There are subplots involving the animosity in Berenger’s relationship with the local sheriff (Kurtwood Smith) and a race for modern antibiotics to save an Indian boy. The sheriff is the father of Gates’ dead wife, and he blames Gates for his daughter’s accidental death. Gates may share some of that view, although he ostensibly realizes that his wife’s death wasn’t really his fault.
There are slight believability problems here and there, but it’s fun and very watchable. Hershey also is better here than in some of her other roles, although she was good in a similar role in Hoosiers.

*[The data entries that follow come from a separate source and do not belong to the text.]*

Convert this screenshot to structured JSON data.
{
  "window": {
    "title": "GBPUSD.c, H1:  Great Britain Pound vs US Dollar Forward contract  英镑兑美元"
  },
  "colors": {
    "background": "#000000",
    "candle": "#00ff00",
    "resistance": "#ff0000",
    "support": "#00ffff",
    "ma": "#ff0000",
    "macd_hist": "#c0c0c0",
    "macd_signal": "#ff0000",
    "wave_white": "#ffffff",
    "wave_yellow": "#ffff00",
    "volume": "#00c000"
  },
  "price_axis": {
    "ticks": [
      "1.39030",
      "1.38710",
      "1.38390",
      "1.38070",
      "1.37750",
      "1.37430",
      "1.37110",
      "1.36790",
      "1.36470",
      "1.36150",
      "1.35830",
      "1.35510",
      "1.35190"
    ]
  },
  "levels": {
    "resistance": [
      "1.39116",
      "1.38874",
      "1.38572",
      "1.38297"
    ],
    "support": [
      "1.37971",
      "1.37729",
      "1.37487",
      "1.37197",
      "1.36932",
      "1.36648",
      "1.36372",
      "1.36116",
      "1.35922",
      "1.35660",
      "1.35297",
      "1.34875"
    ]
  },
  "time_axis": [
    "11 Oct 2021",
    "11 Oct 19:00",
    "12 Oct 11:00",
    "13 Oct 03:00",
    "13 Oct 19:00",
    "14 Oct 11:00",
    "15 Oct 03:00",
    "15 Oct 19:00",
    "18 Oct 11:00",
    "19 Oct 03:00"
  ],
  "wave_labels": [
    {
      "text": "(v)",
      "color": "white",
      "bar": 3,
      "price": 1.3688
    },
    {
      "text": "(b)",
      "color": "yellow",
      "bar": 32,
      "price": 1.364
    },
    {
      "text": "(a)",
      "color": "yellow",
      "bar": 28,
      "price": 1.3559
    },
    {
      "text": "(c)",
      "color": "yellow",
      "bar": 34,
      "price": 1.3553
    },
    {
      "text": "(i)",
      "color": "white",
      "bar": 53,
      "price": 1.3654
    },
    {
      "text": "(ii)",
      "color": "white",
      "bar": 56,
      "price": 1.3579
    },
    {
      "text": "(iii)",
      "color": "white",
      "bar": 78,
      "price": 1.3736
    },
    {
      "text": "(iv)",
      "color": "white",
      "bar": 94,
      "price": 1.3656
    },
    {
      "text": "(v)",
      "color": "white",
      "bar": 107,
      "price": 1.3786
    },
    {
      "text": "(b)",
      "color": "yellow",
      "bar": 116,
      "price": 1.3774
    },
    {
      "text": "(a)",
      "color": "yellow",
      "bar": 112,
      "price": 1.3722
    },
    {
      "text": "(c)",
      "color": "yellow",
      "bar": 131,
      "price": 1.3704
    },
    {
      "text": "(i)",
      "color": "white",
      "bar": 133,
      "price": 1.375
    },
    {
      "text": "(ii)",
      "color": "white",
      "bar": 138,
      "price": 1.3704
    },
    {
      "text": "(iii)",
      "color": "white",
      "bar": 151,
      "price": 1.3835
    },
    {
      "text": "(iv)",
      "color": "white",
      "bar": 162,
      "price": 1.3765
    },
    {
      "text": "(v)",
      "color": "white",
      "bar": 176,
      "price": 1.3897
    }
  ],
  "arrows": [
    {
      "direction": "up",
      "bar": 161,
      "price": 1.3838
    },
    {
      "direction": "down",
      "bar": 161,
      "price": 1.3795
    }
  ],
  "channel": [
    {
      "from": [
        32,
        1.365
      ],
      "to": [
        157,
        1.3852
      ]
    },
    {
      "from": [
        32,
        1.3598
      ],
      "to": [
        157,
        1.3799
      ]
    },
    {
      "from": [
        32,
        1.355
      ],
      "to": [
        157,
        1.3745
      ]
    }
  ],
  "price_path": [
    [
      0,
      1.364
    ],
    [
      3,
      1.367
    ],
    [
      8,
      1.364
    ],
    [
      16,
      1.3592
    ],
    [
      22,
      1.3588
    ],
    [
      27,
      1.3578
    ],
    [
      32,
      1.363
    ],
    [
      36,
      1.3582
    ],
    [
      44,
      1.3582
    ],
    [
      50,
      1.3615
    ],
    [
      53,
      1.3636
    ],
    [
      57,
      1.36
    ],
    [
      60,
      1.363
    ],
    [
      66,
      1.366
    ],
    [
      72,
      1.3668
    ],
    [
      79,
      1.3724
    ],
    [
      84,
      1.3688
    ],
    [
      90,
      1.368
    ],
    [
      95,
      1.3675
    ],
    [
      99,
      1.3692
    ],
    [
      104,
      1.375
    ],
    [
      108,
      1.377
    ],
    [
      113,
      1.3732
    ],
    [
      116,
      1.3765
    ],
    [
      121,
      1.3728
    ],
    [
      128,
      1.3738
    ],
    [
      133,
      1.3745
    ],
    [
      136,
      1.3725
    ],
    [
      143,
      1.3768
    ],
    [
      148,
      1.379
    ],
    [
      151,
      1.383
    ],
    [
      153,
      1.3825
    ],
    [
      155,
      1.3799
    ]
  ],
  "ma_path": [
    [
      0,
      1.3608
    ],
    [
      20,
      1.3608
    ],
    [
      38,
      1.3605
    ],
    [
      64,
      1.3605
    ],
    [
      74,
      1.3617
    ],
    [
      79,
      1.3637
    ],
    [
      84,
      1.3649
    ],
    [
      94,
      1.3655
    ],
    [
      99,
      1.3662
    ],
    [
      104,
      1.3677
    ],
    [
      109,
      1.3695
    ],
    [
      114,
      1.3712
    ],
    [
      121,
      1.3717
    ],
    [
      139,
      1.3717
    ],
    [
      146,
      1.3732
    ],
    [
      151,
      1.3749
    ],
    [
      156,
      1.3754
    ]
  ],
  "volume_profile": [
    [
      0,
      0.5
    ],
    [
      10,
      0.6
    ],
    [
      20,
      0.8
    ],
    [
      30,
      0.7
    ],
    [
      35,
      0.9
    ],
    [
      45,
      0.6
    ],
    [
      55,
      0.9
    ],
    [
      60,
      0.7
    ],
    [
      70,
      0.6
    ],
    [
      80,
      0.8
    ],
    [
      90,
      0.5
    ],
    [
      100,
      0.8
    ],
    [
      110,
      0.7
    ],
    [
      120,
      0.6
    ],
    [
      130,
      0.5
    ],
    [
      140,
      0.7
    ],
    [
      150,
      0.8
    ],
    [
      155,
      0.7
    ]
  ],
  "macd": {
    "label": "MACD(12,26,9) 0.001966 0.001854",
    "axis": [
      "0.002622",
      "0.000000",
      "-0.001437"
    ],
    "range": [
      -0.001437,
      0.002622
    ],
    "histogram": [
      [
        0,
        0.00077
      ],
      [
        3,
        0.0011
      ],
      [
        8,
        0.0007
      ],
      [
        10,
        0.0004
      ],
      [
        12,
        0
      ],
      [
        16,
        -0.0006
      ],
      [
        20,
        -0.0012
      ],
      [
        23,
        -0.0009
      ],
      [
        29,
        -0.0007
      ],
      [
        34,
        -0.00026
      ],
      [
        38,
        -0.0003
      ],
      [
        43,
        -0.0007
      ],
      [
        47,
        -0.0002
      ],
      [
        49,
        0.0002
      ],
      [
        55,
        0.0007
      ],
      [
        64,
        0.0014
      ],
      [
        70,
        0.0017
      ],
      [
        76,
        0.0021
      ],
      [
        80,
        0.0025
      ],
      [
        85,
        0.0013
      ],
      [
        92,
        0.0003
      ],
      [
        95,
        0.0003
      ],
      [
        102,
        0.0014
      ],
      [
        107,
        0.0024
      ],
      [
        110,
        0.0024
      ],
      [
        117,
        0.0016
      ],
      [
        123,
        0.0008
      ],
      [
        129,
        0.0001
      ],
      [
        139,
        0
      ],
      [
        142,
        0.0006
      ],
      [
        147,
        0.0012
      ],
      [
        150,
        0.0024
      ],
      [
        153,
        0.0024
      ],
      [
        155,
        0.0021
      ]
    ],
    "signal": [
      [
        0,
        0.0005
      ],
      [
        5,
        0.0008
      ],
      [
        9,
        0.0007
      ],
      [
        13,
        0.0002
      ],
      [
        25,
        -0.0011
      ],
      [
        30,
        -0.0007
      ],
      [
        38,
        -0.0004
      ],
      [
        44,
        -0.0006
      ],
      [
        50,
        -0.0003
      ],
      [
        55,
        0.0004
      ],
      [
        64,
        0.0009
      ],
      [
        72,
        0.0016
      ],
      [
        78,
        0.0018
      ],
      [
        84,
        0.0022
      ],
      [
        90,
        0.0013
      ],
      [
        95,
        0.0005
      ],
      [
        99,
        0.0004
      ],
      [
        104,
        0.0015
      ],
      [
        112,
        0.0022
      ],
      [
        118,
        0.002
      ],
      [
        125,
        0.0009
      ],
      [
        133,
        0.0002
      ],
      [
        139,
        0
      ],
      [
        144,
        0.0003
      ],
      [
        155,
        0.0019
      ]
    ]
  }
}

The Indians look authentic. Steve Reevis, Blackfoot actor, is particularly good as Yellow Wolf, although not much is required of him but to look stoic and resolutely anachronistic. One director’s-cut version does not have the Wilford Brimley voice-over narration, and many prefer that version. In another decade with a stronger lineup of westerns, this might not have made the great westerns list. But in the 1990s it does, even if it’s rated PG. A movie of modest pretensions (and made with modest resources), it’s good for a Saturday afternoon.
This movie was filmed in Alberta, Canada, in and around the town of Canmore. The supposed “Oxbow Triangle” in Montana, the remote area where the Cheyennes survive, appears to be a fictional creation for the movie.
A certain amount of romantic lore has always surrounded the Cheyennes, including a legend of a lost band of the Suthai clan. Curiously, the title of this movie never seems to be fully explained in the film, although there are references to “dog soldiers.” The leading Cheyenne warrior society called themselves “dog men” or “dog soldiers.” The survivors depicted in the movie are presumably the descendents of a dog soldier group and their families. The nearest group of modern Cheyennes to these supposed 19th century remnants would be the Northern Cheyennes. The modern Northern Cheyennes have a reservation adjacent to the Crows in southeastern Montana, and are descendants of the band led by Dull Knife and Little Wolf who were the subject of John Ford’s Cheyenne Autumn.
For another Tom Berenger western, check out the made-for-television The Avenging Angel, featuring Berenger as a kind of Mormon not-so-secret agent, dealing with historical characters Brigham Young and Porter Rockwell, along with murder, machinations and mayhem among the polygamous Mormons of the 1870s. For another excellent western set in modern times, featuring a white tracker-hunter drawn to Indian ways in the wilderness, see Wind River (2017), with Jeremy Renner and a number of Indian actors and set on Wyoming’s mountainous Shoshone-Arapaho reservation.